[Web page and app entries]
---+---

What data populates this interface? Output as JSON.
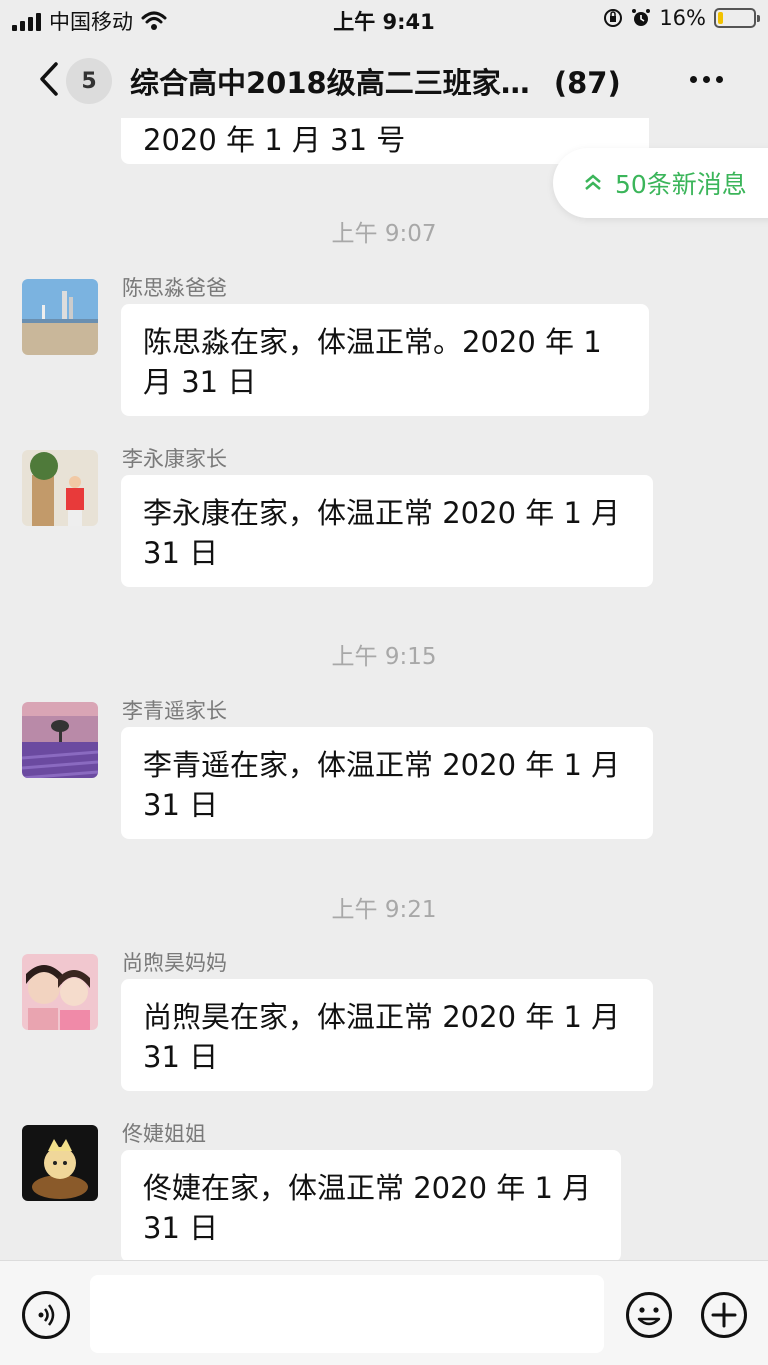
{
  "status_bar": {
    "carrier": "中国移动",
    "time": "上午 9:41",
    "battery": "16%",
    "battery_level": 0.16,
    "icons": [
      "signal-icon",
      "wifi-icon",
      "orientation-lock-icon",
      "alarm-icon",
      "battery-icon"
    ]
  },
  "nav": {
    "unread_count": "5",
    "title": "综合高中2018级高二三班家…",
    "member_count": "(87)",
    "icons": [
      "back-chevron-icon",
      "more-icon"
    ]
  },
  "new_messages": "50条新消息",
  "messages": {
    "prev_partial": "2020 年 1 月 31 号",
    "ts1": "上午 9:07",
    "m1": {
      "sender": "陈思淼爸爸",
      "line1": "陈思淼在家，体温正常。2020 年 1",
      "line2": "月 31 日"
    },
    "m2": {
      "sender": "李永康家长",
      "line1": "李永康在家，体温正常 2020 年 1 月",
      "line2": "31 日"
    },
    "ts2": "上午 9:15",
    "m3": {
      "sender": "李青遥家长",
      "line1": "李青遥在家，体温正常 2020 年 1 月",
      "line2": "31 日"
    },
    "ts3": "上午 9:21",
    "m4": {
      "sender": "尚煦昊妈妈",
      "line1": "尚煦昊在家，体温正常 2020 年 1 月",
      "line2": "31 日"
    },
    "m5": {
      "sender": "佟婕姐姐",
      "line1": "佟婕在家，体温正常 2020 年 1 月",
      "line2": "31 日"
    }
  },
  "input_bar": {
    "message_value": "",
    "icons": [
      "voice-icon",
      "emoji-icon",
      "add-icon"
    ]
  },
  "colors": {
    "background": "#ededed",
    "bubble": "#ffffff",
    "accent_green": "#3bb55a",
    "timestamp": "#a8a8a8"
  }
}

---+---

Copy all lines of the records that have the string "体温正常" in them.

=== Solution to this exercise ===
      "line1": "陈思淼在家，体温正常。2020 年 1",
      "line1": "李永康在家，体温正常 2020 年 1 月",
      "line1": "李青遥在家，体温正常 2020 年 1 月",
      "line1": "尚煦昊在家，体温正常 2020 年 1 月",
      "line1": "佟婕在家，体温正常 2020 年 1 月",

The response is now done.